(Data records for software interfaces)
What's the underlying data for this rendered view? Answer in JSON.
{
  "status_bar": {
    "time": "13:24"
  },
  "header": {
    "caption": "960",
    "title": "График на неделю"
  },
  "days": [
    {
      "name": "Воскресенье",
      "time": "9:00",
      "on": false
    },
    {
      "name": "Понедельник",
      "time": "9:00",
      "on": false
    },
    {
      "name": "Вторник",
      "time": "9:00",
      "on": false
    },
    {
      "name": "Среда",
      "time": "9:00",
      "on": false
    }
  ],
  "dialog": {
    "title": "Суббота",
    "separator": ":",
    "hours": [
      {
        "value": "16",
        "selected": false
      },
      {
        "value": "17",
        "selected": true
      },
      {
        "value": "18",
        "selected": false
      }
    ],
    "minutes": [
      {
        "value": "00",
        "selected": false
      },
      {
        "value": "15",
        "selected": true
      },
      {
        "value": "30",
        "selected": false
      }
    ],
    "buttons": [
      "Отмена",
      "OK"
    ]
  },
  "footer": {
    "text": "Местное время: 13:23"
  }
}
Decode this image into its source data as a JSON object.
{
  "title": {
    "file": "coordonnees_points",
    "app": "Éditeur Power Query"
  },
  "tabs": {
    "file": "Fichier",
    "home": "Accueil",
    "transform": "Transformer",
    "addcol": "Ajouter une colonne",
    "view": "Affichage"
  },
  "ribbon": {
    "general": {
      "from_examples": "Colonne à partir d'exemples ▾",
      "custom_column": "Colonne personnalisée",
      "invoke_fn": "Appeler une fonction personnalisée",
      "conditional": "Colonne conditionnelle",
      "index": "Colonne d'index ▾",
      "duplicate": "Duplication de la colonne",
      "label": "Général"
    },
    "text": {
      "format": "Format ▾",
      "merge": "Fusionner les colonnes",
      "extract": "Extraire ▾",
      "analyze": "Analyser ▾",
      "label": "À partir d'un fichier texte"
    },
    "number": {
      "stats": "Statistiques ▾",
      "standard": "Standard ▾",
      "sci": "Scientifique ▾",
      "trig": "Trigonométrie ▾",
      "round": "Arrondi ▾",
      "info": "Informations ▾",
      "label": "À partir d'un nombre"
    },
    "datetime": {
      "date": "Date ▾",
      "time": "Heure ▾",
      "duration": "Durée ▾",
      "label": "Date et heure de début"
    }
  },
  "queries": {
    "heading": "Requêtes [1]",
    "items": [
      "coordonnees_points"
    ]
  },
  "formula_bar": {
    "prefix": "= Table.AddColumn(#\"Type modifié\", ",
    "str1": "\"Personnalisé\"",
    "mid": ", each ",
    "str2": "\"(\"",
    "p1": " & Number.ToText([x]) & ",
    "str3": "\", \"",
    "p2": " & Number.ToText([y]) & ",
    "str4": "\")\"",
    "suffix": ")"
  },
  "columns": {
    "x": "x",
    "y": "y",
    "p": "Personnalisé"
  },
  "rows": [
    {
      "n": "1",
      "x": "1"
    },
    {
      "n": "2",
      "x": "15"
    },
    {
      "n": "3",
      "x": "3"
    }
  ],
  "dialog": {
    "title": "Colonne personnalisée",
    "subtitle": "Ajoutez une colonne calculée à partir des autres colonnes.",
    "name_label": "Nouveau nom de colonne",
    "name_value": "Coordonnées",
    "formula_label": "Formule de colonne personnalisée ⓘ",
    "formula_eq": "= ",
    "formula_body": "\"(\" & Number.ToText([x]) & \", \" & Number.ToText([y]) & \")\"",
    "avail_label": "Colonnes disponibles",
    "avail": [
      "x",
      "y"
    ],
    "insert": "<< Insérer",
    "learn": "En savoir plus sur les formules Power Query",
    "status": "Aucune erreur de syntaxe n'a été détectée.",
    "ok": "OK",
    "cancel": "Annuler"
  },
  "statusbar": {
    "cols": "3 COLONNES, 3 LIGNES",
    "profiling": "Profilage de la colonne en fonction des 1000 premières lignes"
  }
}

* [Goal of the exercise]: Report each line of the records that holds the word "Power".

* [Response to the task]:
    "app": "Éditeur Power Query"
    "learn": "En savoir plus sur les formules Power Query",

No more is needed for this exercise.